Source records
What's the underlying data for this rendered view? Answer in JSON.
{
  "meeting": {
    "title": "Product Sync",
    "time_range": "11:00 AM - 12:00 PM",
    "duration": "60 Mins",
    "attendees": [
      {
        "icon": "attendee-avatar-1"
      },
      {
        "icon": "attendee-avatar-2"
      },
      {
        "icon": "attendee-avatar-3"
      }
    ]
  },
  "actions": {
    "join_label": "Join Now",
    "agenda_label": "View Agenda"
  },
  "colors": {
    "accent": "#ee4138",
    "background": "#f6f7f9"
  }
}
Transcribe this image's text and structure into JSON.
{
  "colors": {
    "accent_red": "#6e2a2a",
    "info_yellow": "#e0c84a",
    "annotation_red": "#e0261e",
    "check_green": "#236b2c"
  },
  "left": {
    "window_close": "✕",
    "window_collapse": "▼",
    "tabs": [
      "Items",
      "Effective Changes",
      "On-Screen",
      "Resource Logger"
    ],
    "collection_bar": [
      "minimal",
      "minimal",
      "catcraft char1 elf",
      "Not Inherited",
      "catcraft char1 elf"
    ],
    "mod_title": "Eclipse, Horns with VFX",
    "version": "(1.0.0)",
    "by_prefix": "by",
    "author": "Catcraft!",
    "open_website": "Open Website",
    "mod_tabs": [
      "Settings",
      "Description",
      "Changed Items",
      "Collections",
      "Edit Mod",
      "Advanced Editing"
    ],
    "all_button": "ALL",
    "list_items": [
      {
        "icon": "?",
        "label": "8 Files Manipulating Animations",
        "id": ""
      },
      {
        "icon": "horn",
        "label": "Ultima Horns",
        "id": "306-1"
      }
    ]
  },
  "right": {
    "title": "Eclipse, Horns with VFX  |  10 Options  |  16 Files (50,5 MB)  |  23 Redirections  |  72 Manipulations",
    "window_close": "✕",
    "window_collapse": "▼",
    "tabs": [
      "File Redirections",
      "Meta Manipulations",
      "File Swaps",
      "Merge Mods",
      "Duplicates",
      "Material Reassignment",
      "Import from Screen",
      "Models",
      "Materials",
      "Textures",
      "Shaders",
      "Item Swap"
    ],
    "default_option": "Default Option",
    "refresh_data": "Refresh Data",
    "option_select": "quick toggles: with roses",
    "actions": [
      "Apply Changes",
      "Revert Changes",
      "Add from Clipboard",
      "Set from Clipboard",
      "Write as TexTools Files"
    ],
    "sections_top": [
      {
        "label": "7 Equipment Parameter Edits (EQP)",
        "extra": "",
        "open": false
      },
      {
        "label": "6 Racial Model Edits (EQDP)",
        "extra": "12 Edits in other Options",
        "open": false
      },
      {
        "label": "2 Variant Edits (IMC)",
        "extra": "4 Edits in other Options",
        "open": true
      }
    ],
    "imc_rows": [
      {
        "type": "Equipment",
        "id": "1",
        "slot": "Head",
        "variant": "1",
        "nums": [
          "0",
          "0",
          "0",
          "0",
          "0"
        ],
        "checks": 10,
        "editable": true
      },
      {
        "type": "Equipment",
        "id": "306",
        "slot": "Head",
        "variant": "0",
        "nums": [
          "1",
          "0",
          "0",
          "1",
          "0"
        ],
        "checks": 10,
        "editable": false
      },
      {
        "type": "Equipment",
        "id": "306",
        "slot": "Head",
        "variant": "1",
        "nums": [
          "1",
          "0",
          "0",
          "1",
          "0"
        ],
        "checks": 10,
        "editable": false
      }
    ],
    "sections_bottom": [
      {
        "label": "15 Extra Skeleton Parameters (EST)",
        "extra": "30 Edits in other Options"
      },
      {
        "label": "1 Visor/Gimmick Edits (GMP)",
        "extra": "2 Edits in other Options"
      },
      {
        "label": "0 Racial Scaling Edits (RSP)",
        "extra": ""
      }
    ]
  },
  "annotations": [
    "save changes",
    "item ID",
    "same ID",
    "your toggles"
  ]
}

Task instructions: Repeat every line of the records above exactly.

Exercise solution:
What's the underlying data for this rendered view? Answer in JSON.
{
  "meeting": {
    "title": "Product Sync",
    "time_range": "11:00 AM - 12:00 PM",
    "duration": "60 Mins",
    "attendees": [
      {
        "icon": "attendee-avatar-1"
      },
      {
        "icon": "attendee-avatar-2"
      },
      {
        "icon": "attendee-avatar-3"
      }
    ]
  },
  "actions": {
    "join_label": "Join Now",
    "agenda_label": "View Agenda"
  },
  "colors": {
    "accent": "#ee4138",
    "background": "#f6f7f9"
  }
}
Transcribe this image's text and structure into JSON.
{
  "colors": {
    "accent_red": "#6e2a2a",
    "info_yellow": "#e0c84a",
    "annotation_red": "#e0261e",
    "check_green": "#236b2c"
  },
  "left": {
    "window_close": "✕",
    "window_collapse": "▼",
    "tabs": [
      "Items",
      "Effective Changes",
      "On-Screen",
      "Resource Logger"
    ],
    "collection_bar": [
      "minimal",
      "minimal",
      "catcraft char1 elf",
      "Not Inherited",
      "catcraft char1 elf"
    ],
    "mod_title": "Eclipse, Horns with VFX",
    "version": "(1.0.0)",
    "by_prefix": "by",
    "author": "Catcraft!",
    "open_website": "Open Website",
    "mod_tabs": [
      "Settings",
      "Description",
      "Changed Items",
      "Collections",
      "Edit Mod",
      "Advanced Editing"
    ],
    "all_button": "ALL",
    "list_items": [
      {
        "icon": "?",
        "label": "8 Files Manipulating Animations",
        "id": ""
      },
      {
        "icon": "horn",
        "label": "Ultima Horns",
        "id": "306-1"
      }
    ]
  },
  "right": {
    "title": "Eclipse, Horns with VFX  |  10 Options  |  16 Files (50,5 MB)  |  23 Redirections  |  72 Manipulations",
    "window_close": "✕",
    "window_collapse": "▼",
    "tabs": [
      "File Redirections",
      "Meta Manipulations",
      "File Swaps",
      "Merge Mods",
      "Duplicates",
      "Material Reassignment",
      "Import from Screen",
      "Models",
      "Materials",
      "Textures",
      "Shaders",
      "Item Swap"
    ],
    "default_option": "Default Option",
    "refresh_data": "Refresh Data",
    "option_select": "quick toggles: with roses",
    "actions": [
      "Apply Changes",
      "Revert Changes",
      "Add from Clipboard",
      "Set from Clipboard",
      "Write as TexTools Files"
    ],
    "sections_top": [
      {
        "label": "7 Equipment Parameter Edits (EQP)",
        "extra": "",
        "open": false
      },
      {
        "label": "6 Racial Model Edits (EQDP)",
        "extra": "12 Edits in other Options",
        "open": false
      },
      {
        "label": "2 Variant Edits (IMC)",
        "extra": "4 Edits in other Options",
        "open": true
      }
    ],
    "imc_rows": [
      {
        "type": "Equipment",
        "id": "1",
        "slot": "Head",
        "variant": "1",
        "nums": [
          "0",
          "0",
          "0",
          "0",
          "0"
        ],
        "checks": 10,
        "editable": true
      },
      {
        "type": "Equipment",
        "id": "306",
        "slot": "Head",
        "variant": "0",
        "nums": [
          "1",
          "0",
          "0",
          "1",
          "0"
        ],
        "checks": 10,
        "editable": false
      },
      {
        "type": "Equipment",
        "id": "306",
        "slot": "Head",
        "variant": "1",
        "nums": [
          "1",
          "0",
          "0",
          "1",
          "0"
        ],
        "checks": 10,
        "editable": false
      }
    ],
    "sections_bottom": [
      {
        "label": "15 Extra Skeleton Parameters (EST)",
        "extra": "30 Edits in other Options"
      },
      {
        "label": "1 Visor/Gimmick Edits (GMP)",
        "extra": "2 Edits in other Options"
      },
      {
        "label": "0 Racial Scaling Edits (RSP)",
        "extra": ""
      }
    ]
  },
  "annotations": [
    "save changes",
    "item ID",
    "same ID",
    "your toggles"
  ]
}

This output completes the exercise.